Long term follow-up results of 139 Turkish children and adolescents with rheumatic heart disease

YAVUZ T., Nisli K., Oner N., Dindar A., Aydogan U., Omeroglu R. E., ...More

EUROPEAN JOURNAL OF PEDIATRICS, vol.167, no.11, pp.1321-1326, 2008 (SCI-Expanded) identifier identifier identifier

  • Publication Type: Article / Article
  • Volume: 167 Issue: 11
  • Publication Date: 2008
  • Doi Number: 10.1007/s00431-008-0799-6
  • Journal Indexes: Science Citation Index Expanded (SCI-EXPANDED), Scopus
  • Page Numbers: pp.1321-1326
  • Istanbul University Affiliated: Yes


We aimed to evaluate the predictors of the severity of chronic rheumatic valvar disease.
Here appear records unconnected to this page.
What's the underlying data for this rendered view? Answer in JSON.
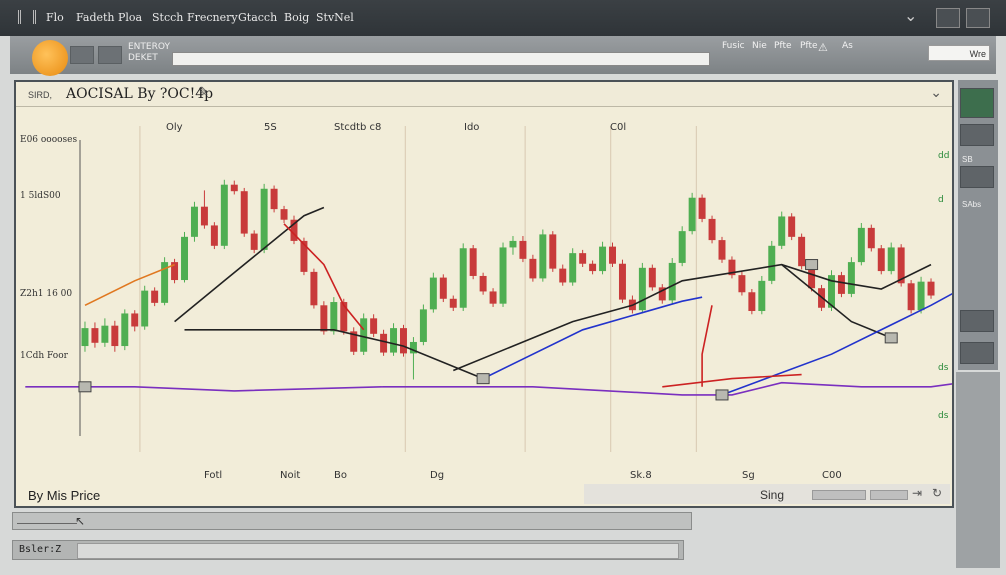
{
  "menubar": {
    "items": [
      "Flo",
      "Fadeth",
      "Ploa",
      "Stcch",
      "Frecnery",
      "Gtacch",
      "Boig",
      "StvNel"
    ]
  },
  "toolbar": {
    "label_line1": "ENTEROY",
    "label_line2": "DEKET",
    "links": [
      "Fusic",
      "Nie",
      "Pfte"
    ],
    "right_label": "As",
    "search_value": "Wre"
  },
  "chart_window": {
    "prefix": "SIRD,",
    "title": "AOCISAL By ?OC!4p",
    "footer_label": "By Mis Price",
    "footer_right": "Sing"
  },
  "side_panel": {
    "labels": [
      "SB",
      "SAbs"
    ]
  },
  "bottom": {
    "tag2": "Bsler:Z"
  },
  "chart_data": {
    "type": "candlestick",
    "top_labels": [
      "Oly",
      "5S",
      "Stcdtb c8",
      "Ido",
      "C0l"
    ],
    "y_tick_labels": [
      "E06 ooooses",
      "1 5ldS00",
      "Z2h1 16 00",
      "1Cdh Foor"
    ],
    "x_tick_labels": [
      "Fotl",
      "Noit",
      "Bo",
      "Dg",
      "Sk.8",
      "Sg",
      "C00"
    ],
    "right_tick_labels": [
      "dd",
      "d",
      "ds",
      "ds"
    ],
    "ohlc": [
      [
        28.0,
        31.0,
        27.3,
        30.2
      ],
      [
        30.2,
        30.9,
        27.8,
        28.4
      ],
      [
        28.4,
        31.4,
        27.9,
        30.5
      ],
      [
        30.5,
        31.1,
        27.3,
        28.0
      ],
      [
        28.0,
        32.5,
        27.5,
        32.0
      ],
      [
        32.0,
        32.4,
        29.8,
        30.4
      ],
      [
        30.4,
        35.4,
        30.0,
        34.8
      ],
      [
        34.8,
        35.2,
        32.9,
        33.3
      ],
      [
        33.3,
        38.9,
        33.0,
        38.3
      ],
      [
        38.3,
        38.7,
        35.7,
        36.1
      ],
      [
        36.1,
        42.0,
        35.8,
        41.4
      ],
      [
        41.4,
        45.7,
        40.8,
        45.1
      ],
      [
        45.1,
        47.1,
        42.4,
        42.8
      ],
      [
        42.8,
        43.2,
        39.9,
        40.3
      ],
      [
        40.3,
        48.4,
        39.9,
        47.8
      ],
      [
        47.8,
        48.3,
        46.6,
        47.0
      ],
      [
        47.0,
        47.4,
        41.4,
        41.8
      ],
      [
        41.8,
        42.2,
        39.4,
        39.8
      ],
      [
        39.8,
        47.9,
        39.4,
        47.3
      ],
      [
        47.3,
        47.7,
        44.4,
        44.8
      ],
      [
        44.8,
        45.2,
        43.1,
        43.5
      ],
      [
        43.5,
        44.0,
        40.5,
        40.9
      ],
      [
        40.9,
        41.3,
        36.7,
        37.1
      ],
      [
        37.1,
        37.5,
        32.6,
        33.0
      ],
      [
        33.0,
        33.5,
        29.4,
        29.8
      ],
      [
        29.8,
        34.0,
        29.4,
        33.4
      ],
      [
        33.4,
        33.8,
        29.4,
        29.8
      ],
      [
        29.8,
        30.3,
        26.9,
        27.3
      ],
      [
        27.3,
        32.0,
        26.9,
        31.4
      ],
      [
        31.4,
        31.9,
        29.1,
        29.5
      ],
      [
        29.5,
        30.0,
        26.8,
        27.2
      ],
      [
        27.2,
        30.8,
        26.8,
        30.2
      ],
      [
        30.2,
        30.6,
        26.7,
        27.1
      ],
      [
        27.1,
        29.1,
        23.9,
        28.5
      ],
      [
        28.5,
        33.1,
        28.1,
        32.5
      ],
      [
        32.5,
        37.0,
        32.1,
        36.4
      ],
      [
        36.4,
        36.8,
        33.4,
        33.8
      ],
      [
        33.8,
        34.2,
        32.3,
        32.7
      ],
      [
        32.7,
        40.6,
        32.3,
        40.0
      ],
      [
        40.0,
        40.4,
        36.2,
        36.6
      ],
      [
        36.6,
        37.0,
        34.3,
        34.7
      ],
      [
        34.7,
        35.1,
        32.8,
        33.2
      ],
      [
        33.2,
        40.7,
        32.8,
        40.1
      ],
      [
        40.1,
        41.5,
        39.2,
        40.9
      ],
      [
        40.9,
        41.5,
        38.3,
        38.7
      ],
      [
        38.7,
        39.2,
        35.9,
        36.3
      ],
      [
        36.3,
        42.3,
        35.9,
        41.7
      ],
      [
        41.7,
        42.1,
        37.1,
        37.5
      ],
      [
        37.5,
        38.0,
        35.4,
        35.8
      ],
      [
        35.8,
        40.0,
        35.4,
        39.4
      ],
      [
        39.4,
        39.8,
        37.7,
        38.1
      ],
      [
        38.1,
        38.5,
        36.8,
        37.2
      ],
      [
        37.2,
        40.8,
        36.8,
        40.2
      ],
      [
        40.2,
        40.7,
        37.7,
        38.1
      ],
      [
        38.1,
        38.6,
        33.3,
        33.7
      ],
      [
        33.7,
        34.2,
        32.0,
        32.4
      ],
      [
        32.4,
        38.2,
        32.0,
        37.6
      ],
      [
        37.6,
        38.0,
        34.8,
        35.2
      ],
      [
        35.2,
        35.6,
        33.2,
        33.6
      ],
      [
        33.6,
        38.8,
        33.2,
        38.2
      ],
      [
        38.2,
        42.7,
        37.8,
        42.1
      ],
      [
        42.1,
        46.8,
        41.7,
        46.2
      ],
      [
        46.2,
        46.6,
        43.2,
        43.6
      ],
      [
        43.6,
        44.0,
        40.6,
        41.0
      ],
      [
        41.0,
        41.4,
        38.2,
        38.6
      ],
      [
        38.6,
        39.0,
        36.3,
        36.7
      ],
      [
        36.7,
        37.1,
        34.2,
        34.6
      ],
      [
        34.6,
        35.0,
        31.9,
        32.3
      ],
      [
        32.3,
        36.6,
        31.9,
        36.0
      ],
      [
        36.0,
        40.9,
        35.6,
        40.3
      ],
      [
        40.3,
        44.5,
        39.9,
        43.9
      ],
      [
        43.9,
        44.3,
        41.0,
        41.4
      ],
      [
        41.4,
        41.8,
        37.4,
        37.8
      ],
      [
        37.8,
        38.2,
        34.7,
        35.1
      ],
      [
        35.1,
        35.5,
        32.3,
        32.7
      ],
      [
        32.7,
        37.3,
        32.3,
        36.7
      ],
      [
        36.7,
        37.1,
        34.0,
        34.4
      ],
      [
        34.4,
        38.9,
        34.0,
        38.3
      ],
      [
        38.3,
        43.1,
        37.9,
        42.5
      ],
      [
        42.5,
        42.9,
        39.6,
        40.0
      ],
      [
        40.0,
        40.4,
        36.8,
        37.2
      ],
      [
        37.2,
        40.7,
        36.8,
        40.1
      ],
      [
        40.1,
        40.5,
        35.3,
        35.7
      ],
      [
        35.7,
        36.1,
        32.0,
        32.4
      ],
      [
        32.4,
        36.5,
        32.0,
        35.9
      ],
      [
        35.9,
        36.3,
        33.8,
        34.2
      ]
    ],
    "overlays": [
      {
        "name": "",
        "color": "#222222",
        "points": [
          [
            9,
            31
          ],
          [
            14,
            36
          ],
          [
            19,
            41
          ],
          [
            22,
            44
          ],
          [
            24,
            45
          ]
        ]
      },
      {
        "name": "",
        "color": "#222222",
        "points": [
          [
            10,
            30
          ],
          [
            25,
            30
          ],
          [
            32,
            28
          ],
          [
            40,
            24
          ]
        ]
      },
      {
        "name": "",
        "color": "#222222",
        "points": [
          [
            37,
            25
          ],
          [
            49,
            31
          ],
          [
            55,
            33
          ],
          [
            60,
            36
          ],
          [
            70,
            38
          ],
          [
            75,
            36
          ],
          [
            80,
            35
          ],
          [
            85,
            38
          ]
        ]
      },
      {
        "name": "",
        "color": "#222222",
        "points": [
          [
            70,
            38
          ],
          [
            77,
            31
          ],
          [
            81,
            29
          ]
        ]
      },
      {
        "name": "",
        "color": "#2233cc",
        "points": [
          [
            40,
            24
          ],
          [
            50,
            30
          ],
          [
            60,
            33.5
          ],
          [
            62,
            34
          ]
        ]
      },
      {
        "name": "",
        "color": "#2233cc",
        "points": [
          [
            64,
            22
          ],
          [
            75,
            27
          ],
          [
            85,
            33
          ],
          [
            88,
            35
          ]
        ]
      },
      {
        "name": "",
        "color": "#cc2222",
        "points": [
          [
            20,
            43
          ],
          [
            24,
            38
          ],
          [
            26,
            33
          ],
          [
            28,
            30
          ]
        ]
      },
      {
        "name": "",
        "color": "#cc2222",
        "points": [
          [
            62,
            23
          ],
          [
            62,
            27
          ],
          [
            63,
            33
          ]
        ]
      },
      {
        "name": "",
        "color": "#e07820",
        "points": [
          [
            0,
            33
          ],
          [
            5,
            36
          ],
          [
            9,
            38
          ]
        ]
      },
      {
        "name": "",
        "color": "#7a2fbf",
        "points": [
          [
            -6,
            23
          ],
          [
            5,
            23
          ],
          [
            15,
            22.5
          ],
          [
            30,
            23
          ],
          [
            45,
            23
          ],
          [
            60,
            22
          ],
          [
            65,
            22
          ],
          [
            70,
            23.5
          ],
          [
            78,
            23
          ],
          [
            85,
            23
          ],
          [
            88,
            23.5
          ]
        ]
      },
      {
        "name": "",
        "color": "#cc2222",
        "points": [
          [
            58,
            23
          ],
          [
            65,
            24
          ],
          [
            72,
            24.5
          ]
        ]
      }
    ],
    "markers": [
      [
        0,
        23
      ],
      [
        40,
        24
      ],
      [
        64,
        22
      ],
      [
        81,
        29
      ],
      [
        73,
        38
      ]
    ],
    "ylim": [
      15,
      55
    ],
    "grid": true
  }
}
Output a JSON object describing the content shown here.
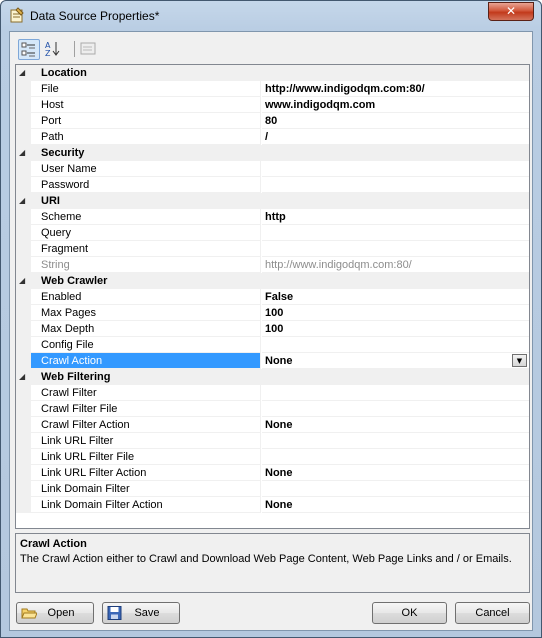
{
  "window": {
    "title": "Data Source Properties*",
    "close_label": "✕"
  },
  "toolbar": {
    "categorized_icon": "categorized-icon",
    "alphabetical_icon": "sort-az-icon",
    "property_pages_icon": "property-pages-icon"
  },
  "grid": {
    "rows": [
      {
        "type": "cat",
        "expander": "◢",
        "label": "Location"
      },
      {
        "type": "prop",
        "name": "File",
        "value": "http://www.indigodqm.com:80/"
      },
      {
        "type": "prop",
        "name": "Host",
        "value": "www.indigodqm.com"
      },
      {
        "type": "prop",
        "name": "Port",
        "value": "80"
      },
      {
        "type": "prop",
        "name": "Path",
        "value": "/"
      },
      {
        "type": "cat",
        "expander": "◢",
        "label": "Security"
      },
      {
        "type": "prop",
        "name": "User Name",
        "value": ""
      },
      {
        "type": "prop",
        "name": "Password",
        "value": ""
      },
      {
        "type": "cat",
        "expander": "◢",
        "label": "URI"
      },
      {
        "type": "prop",
        "name": "Scheme",
        "value": "http"
      },
      {
        "type": "prop",
        "name": "Query",
        "value": ""
      },
      {
        "type": "prop",
        "name": "Fragment",
        "value": ""
      },
      {
        "type": "prop",
        "name": "String",
        "value": "http://www.indigodqm.com:80/",
        "disabled": true
      },
      {
        "type": "cat",
        "expander": "◢",
        "label": "Web Crawler"
      },
      {
        "type": "prop",
        "name": "Enabled",
        "value": "False"
      },
      {
        "type": "prop",
        "name": "Max Pages",
        "value": "100"
      },
      {
        "type": "prop",
        "name": "Max Depth",
        "value": "100"
      },
      {
        "type": "prop",
        "name": "Config File",
        "value": ""
      },
      {
        "type": "prop",
        "name": "Crawl Action",
        "value": "None",
        "selected": true,
        "dropdown": "▼"
      },
      {
        "type": "cat",
        "expander": "◢",
        "label": "Web Filtering"
      },
      {
        "type": "prop",
        "name": "Crawl Filter",
        "value": ""
      },
      {
        "type": "prop",
        "name": "Crawl Filter File",
        "value": ""
      },
      {
        "type": "prop",
        "name": "Crawl Filter Action",
        "value": "None"
      },
      {
        "type": "prop",
        "name": "Link URL Filter",
        "value": ""
      },
      {
        "type": "prop",
        "name": "Link URL Filter File",
        "value": ""
      },
      {
        "type": "prop",
        "name": "Link URL Filter Action",
        "value": "None"
      },
      {
        "type": "prop",
        "name": "Link Domain Filter",
        "value": ""
      },
      {
        "type": "prop",
        "name": "Link Domain Filter Action",
        "value": "None"
      }
    ]
  },
  "help": {
    "title": "Crawl Action",
    "description": "The Crawl Action either to Crawl and Download Web Page Content, Web Page Links and / or Emails."
  },
  "buttons": {
    "open": "Open",
    "save": "Save",
    "ok": "OK",
    "cancel": "Cancel"
  },
  "colors": {
    "selection": "#3399ff",
    "title_gradient": "#c5d7ea",
    "close_red": "#c23a1b"
  }
}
The long term follow-up records of 139 patients with chronic rheumatic carditis were reviewed. Children were followed-up on an outpatient basis for a period ranging from 1-16 years (5.0 +/- 3.7 years). Mitral regurgitation either isolated (51%, n=71) or combined with aortic regurgitation (AR) (49%, n = 68) was observed in all cases of the initial attack of rheumatic carditis. AR at initial attack of the rheumatic carditis was found to be affected by gender (AR was more associated with males, p = 0.032), combined mitral and aortic regurgitation (CMAR), and presence of MR at initial attack (p = 0.000 and p = 0.012, respectively) with univariate analysis. The effect of CMAR on AR at initial attack was also significant by multivariate analysis (p = 0.000). CMAR, MR, and AR at initial attack had significant effects on CMAR at final evaluation (p = 0.000, p = 0.020, and p = 0.000, respectively) in univariate analysis. Multivariate analysis revealed the significant effects of CMAR and MR at initial attack on CMAR at final evaluation (p = 0.000 and p = 0.005, respectively). Univariate analysis showed that MR and AR at initial attack, and CMAR at final evaluation, had significant effects on MR at final evaluation (p = 0.000, p = 0.029, and p = 0.000, respectively). MR at initial attack and CMAR at final evaluation had significant effects on MR at final evaluation with multivariate analysis (p = 0.001 and p = 0.003, respectively). AR at final evaluation was affected by CMAR and AR at initial attack (p = 0.000 and p = 0.000, respectively), and CMAR and MR at final evaluation (p = 0.000 and p = 0.000, respectively) with both univariate and multivariate analysis. Mitral valve prolapsus was more common in patients with a longer duration (37.5%, 6 out of 16) than those with a shorter duration (11%, 14 out of 123) and the difference was significant (p = 0.020). In conclusion, the initial severity of valve involvement and the presence of CMAR at initial attack were found to be the best predictors for the severity of chronic rheumatic valvar disease in this study.